TASK INSTRUCTIONS
Return each entry below word for word, leaving out any image.

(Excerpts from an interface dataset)
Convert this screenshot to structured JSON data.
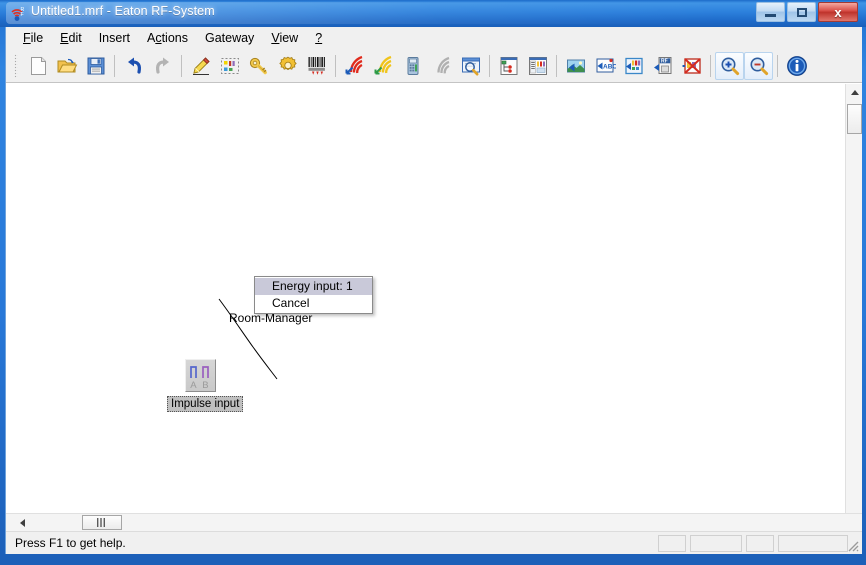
{
  "window": {
    "title": "Untitled1.mrf - Eaton RF-System",
    "app_icon": "rf-antenna-icon",
    "controls": {
      "minimize": "minimize-button",
      "maximize": "maximize-button",
      "close_label": "x"
    }
  },
  "menubar": {
    "items": [
      {
        "label": "File",
        "accel_prefix": "F",
        "accel_rest": "ile"
      },
      {
        "label": "Edit",
        "accel_prefix": "E",
        "accel_rest": "dit"
      },
      {
        "label": "Insert",
        "accel_prefix": "",
        "accel_rest": "Insert"
      },
      {
        "label": "Actions",
        "accel_prefix": "",
        "accel_rest": "Actions"
      },
      {
        "label": "Gateway",
        "accel_prefix": "",
        "accel_rest": "Gateway"
      },
      {
        "label": "View",
        "accel_prefix": "V",
        "accel_rest": "iew"
      },
      {
        "label": "?",
        "accel_prefix": "?",
        "accel_rest": ""
      }
    ]
  },
  "toolbar": {
    "buttons": [
      {
        "name": "new-file-button",
        "icon": "page-icon"
      },
      {
        "name": "open-file-button",
        "icon": "folder-open-icon"
      },
      {
        "name": "save-file-button",
        "icon": "floppy-disk-icon"
      },
      {
        "name": "undo-button",
        "icon": "undo-arrow-icon"
      },
      {
        "name": "redo-button",
        "icon": "redo-arrow-icon"
      },
      {
        "name": "edit-pencil-button",
        "icon": "pencil-icon"
      },
      {
        "name": "select-area-button",
        "icon": "dashed-selection-icon"
      },
      {
        "name": "key-button",
        "icon": "key-icon"
      },
      {
        "name": "settings-button",
        "icon": "gear-icon"
      },
      {
        "name": "barcode-scan-button",
        "icon": "barcode-icon"
      },
      {
        "name": "rf-receive-button",
        "icon": "rf-signal-red-icon"
      },
      {
        "name": "rf-send-button",
        "icon": "rf-signal-yellow-icon"
      },
      {
        "name": "device-button",
        "icon": "handheld-device-icon"
      },
      {
        "name": "rf-idle-button",
        "icon": "rf-signal-grey-icon"
      },
      {
        "name": "window-inspect-button",
        "icon": "window-magnifier-icon"
      },
      {
        "name": "device-tree-button",
        "icon": "device-tree-icon"
      },
      {
        "name": "properties-list-button",
        "icon": "properties-list-icon"
      },
      {
        "name": "import-image-button",
        "icon": "image-import-icon"
      },
      {
        "name": "import-text-button",
        "icon": "abc-import-icon"
      },
      {
        "name": "import-items-button",
        "icon": "items-import-icon"
      },
      {
        "name": "export-rf-button",
        "icon": "rf-export-icon"
      },
      {
        "name": "cancel-transfer-button",
        "icon": "cancel-cross-icon"
      },
      {
        "name": "zoom-in-button",
        "icon": "magnifier-plus-icon"
      },
      {
        "name": "zoom-out-button",
        "icon": "magnifier-minus-icon"
      },
      {
        "name": "about-info-button",
        "icon": "info-icon"
      }
    ]
  },
  "canvas": {
    "devices": [
      {
        "name": "impulse-input-device",
        "label": "Impulse input",
        "channels": [
          {
            "letter": "A",
            "color": "#5566cc"
          },
          {
            "letter": "B",
            "color": "#9a5fbf"
          }
        ]
      }
    ],
    "labels": [
      {
        "name": "room-manager-label",
        "text": "Room-Manager"
      }
    ]
  },
  "context_menu": {
    "items": [
      {
        "label": "Energy input: 1",
        "selected": true
      },
      {
        "label": "Cancel",
        "selected": false
      }
    ]
  },
  "statusbar": {
    "text": "Press F1 to get help.",
    "panels": [
      "",
      "",
      "",
      ""
    ]
  },
  "colors": {
    "titlebar_blue": "#2878d8",
    "close_red": "#d9514a",
    "menu_highlight": "#c9c9d9",
    "selection_grey": "#c0c0c0",
    "canvas_white": "#ffffff"
  }
}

RESPONSE TO THIS TASK
Convert this screenshot to structured JSON data.
{
  "window": {
    "title": "Untitled1.mrf - Eaton RF-System",
    "app_icon": "rf-antenna-icon",
    "controls": {
      "minimize": "minimize-button",
      "maximize": "maximize-button",
      "close_label": "x"
    }
  },
  "menubar": {
    "items": [
      {
        "label": "File",
        "accel_prefix": "F",
        "accel_rest": "ile"
      },
      {
        "label": "Edit",
        "accel_prefix": "E",
        "accel_rest": "dit"
      },
      {
        "label": "Insert",
        "accel_prefix": "",
        "accel_rest": "Insert"
      },
      {
        "label": "Actions",
        "accel_prefix": "",
        "accel_rest": "Actions"
      },
      {
        "label": "Gateway",
        "accel_prefix": "",
        "accel_rest": "Gateway"
      },
      {
        "label": "View",
        "accel_prefix": "V",
        "accel_rest": "iew"
      },
      {
        "label": "?",
        "accel_prefix": "?",
        "accel_rest": ""
      }
    ]
  },
  "toolbar": {
    "buttons": [
      {
        "name": "new-file-button",
        "icon": "page-icon"
      },
      {
        "name": "open-file-button",
        "icon": "folder-open-icon"
      },
      {
        "name": "save-file-button",
        "icon": "floppy-disk-icon"
      },
      {
        "name": "undo-button",
        "icon": "undo-arrow-icon"
      },
      {
        "name": "redo-button",
        "icon": "redo-arrow-icon"
      },
      {
        "name": "edit-pencil-button",
        "icon": "pencil-icon"
      },
      {
        "name": "select-area-button",
        "icon": "dashed-selection-icon"
      },
      {
        "name": "key-button",
        "icon": "key-icon"
      },
      {
        "name": "settings-button",
        "icon": "gear-icon"
      },
      {
        "name": "barcode-scan-button",
        "icon": "barcode-icon"
      },
      {
        "name": "rf-receive-button",
        "icon": "rf-signal-red-icon"
      },
      {
        "name": "rf-send-button",
        "icon": "rf-signal-yellow-icon"
      },
      {
        "name": "device-button",
        "icon": "handheld-device-icon"
      },
      {
        "name": "rf-idle-button",
        "icon": "rf-signal-grey-icon"
      },
      {
        "name": "window-inspect-button",
        "icon": "window-magnifier-icon"
      },
      {
        "name": "device-tree-button",
        "icon": "device-tree-icon"
      },
      {
        "name": "properties-list-button",
        "icon": "properties-list-icon"
      },
      {
        "name": "import-image-button",
        "icon": "image-import-icon"
      },
      {
        "name": "import-text-button",
        "icon": "abc-import-icon"
      },
      {
        "name": "import-items-button",
        "icon": "items-import-icon"
      },
      {
        "name": "export-rf-button",
        "icon": "rf-export-icon"
      },
      {
        "name": "cancel-transfer-button",
        "icon": "cancel-cross-icon"
      },
      {
        "name": "zoom-in-button",
        "icon": "magnifier-plus-icon"
      },
      {
        "name": "zoom-out-button",
        "icon": "magnifier-minus-icon"
      },
      {
        "name": "about-info-button",
        "icon": "info-icon"
      }
    ]
  },
  "canvas": {
    "devices": [
      {
        "name": "impulse-input-device",
        "label": "Impulse input",
        "channels": [
          {
            "letter": "A",
            "color": "#5566cc"
          },
          {
            "letter": "B",
            "color": "#9a5fbf"
          }
        ]
      }
    ],
    "labels": [
      {
        "name": "room-manager-label",
        "text": "Room-Manager"
      }
    ]
  },
  "context_menu": {
    "items": [
      {
        "label": "Energy input: 1",
        "selected": true
      },
      {
        "label": "Cancel",
        "selected": false
      }
    ]
  },
  "statusbar": {
    "text": "Press F1 to get help.",
    "panels": [
      "",
      "",
      "",
      ""
    ]
  },
  "colors": {
    "titlebar_blue": "#2878d8",
    "close_red": "#d9514a",
    "menu_highlight": "#c9c9d9",
    "selection_grey": "#c0c0c0",
    "canvas_white": "#ffffff"
  }
}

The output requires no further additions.